◆ What the task asks ◆
In the entries below, find every line with "from" and copy it.

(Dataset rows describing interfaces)
• • •

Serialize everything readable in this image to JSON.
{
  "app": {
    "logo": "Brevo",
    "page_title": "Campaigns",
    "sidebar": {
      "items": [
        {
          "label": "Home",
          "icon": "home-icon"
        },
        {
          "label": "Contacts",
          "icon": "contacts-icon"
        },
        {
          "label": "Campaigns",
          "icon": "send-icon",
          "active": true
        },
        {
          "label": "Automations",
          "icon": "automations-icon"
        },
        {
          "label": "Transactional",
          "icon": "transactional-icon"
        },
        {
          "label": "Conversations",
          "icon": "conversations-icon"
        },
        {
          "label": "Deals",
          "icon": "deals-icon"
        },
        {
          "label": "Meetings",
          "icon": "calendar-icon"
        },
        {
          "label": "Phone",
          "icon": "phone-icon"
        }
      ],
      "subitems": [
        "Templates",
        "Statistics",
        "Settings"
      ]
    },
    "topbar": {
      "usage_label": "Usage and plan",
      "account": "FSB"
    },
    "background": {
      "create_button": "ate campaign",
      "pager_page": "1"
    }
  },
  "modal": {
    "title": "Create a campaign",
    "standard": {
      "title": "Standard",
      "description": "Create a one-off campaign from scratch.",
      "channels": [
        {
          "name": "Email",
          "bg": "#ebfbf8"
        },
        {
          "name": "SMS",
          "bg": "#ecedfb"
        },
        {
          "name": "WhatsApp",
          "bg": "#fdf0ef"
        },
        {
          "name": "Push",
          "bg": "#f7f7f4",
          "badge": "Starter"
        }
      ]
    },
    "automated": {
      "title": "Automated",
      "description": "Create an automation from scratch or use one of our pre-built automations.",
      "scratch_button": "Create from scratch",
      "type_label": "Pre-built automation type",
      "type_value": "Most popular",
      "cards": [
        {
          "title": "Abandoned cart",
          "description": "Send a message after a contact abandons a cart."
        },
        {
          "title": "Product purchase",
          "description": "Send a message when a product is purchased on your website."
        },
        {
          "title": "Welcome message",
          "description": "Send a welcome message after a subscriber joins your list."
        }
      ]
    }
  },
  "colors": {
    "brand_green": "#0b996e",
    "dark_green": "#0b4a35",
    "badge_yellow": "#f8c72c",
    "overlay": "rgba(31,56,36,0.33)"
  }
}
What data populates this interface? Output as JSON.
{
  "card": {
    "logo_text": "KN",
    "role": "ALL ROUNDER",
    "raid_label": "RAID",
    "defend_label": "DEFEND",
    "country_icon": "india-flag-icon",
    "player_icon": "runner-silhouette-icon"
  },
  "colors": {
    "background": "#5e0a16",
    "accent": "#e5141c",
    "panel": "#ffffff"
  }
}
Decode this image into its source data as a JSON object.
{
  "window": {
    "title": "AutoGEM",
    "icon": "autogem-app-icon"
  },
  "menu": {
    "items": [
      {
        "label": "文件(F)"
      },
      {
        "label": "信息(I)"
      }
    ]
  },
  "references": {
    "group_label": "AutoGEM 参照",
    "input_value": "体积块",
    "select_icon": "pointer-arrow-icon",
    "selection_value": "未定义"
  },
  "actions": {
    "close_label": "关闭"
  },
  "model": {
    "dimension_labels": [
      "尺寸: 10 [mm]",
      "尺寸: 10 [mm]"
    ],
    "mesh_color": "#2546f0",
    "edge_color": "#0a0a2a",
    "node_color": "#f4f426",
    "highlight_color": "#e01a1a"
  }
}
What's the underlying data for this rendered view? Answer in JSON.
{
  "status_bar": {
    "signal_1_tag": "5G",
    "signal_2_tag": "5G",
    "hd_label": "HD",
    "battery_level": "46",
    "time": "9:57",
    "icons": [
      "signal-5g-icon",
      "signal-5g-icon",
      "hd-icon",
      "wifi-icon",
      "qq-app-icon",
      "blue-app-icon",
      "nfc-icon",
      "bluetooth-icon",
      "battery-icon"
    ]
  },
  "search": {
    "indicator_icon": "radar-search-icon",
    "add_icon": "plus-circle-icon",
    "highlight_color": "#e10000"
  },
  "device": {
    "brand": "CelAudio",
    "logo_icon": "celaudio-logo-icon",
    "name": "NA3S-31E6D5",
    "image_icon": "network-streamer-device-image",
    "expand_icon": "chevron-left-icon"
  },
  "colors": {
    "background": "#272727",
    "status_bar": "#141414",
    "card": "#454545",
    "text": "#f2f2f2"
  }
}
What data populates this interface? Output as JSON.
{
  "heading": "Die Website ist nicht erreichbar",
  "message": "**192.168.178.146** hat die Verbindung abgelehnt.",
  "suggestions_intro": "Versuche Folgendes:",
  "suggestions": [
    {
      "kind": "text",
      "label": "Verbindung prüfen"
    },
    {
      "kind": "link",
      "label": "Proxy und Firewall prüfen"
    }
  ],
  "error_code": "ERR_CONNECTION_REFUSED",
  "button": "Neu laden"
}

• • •

◆ Response to this exercise ◆
      "description": "Create a one-off campaign from scratch.",
      "description": "Create an automation from scratch or use one of our pre-built automations.",
      "scratch_button": "Create from scratch",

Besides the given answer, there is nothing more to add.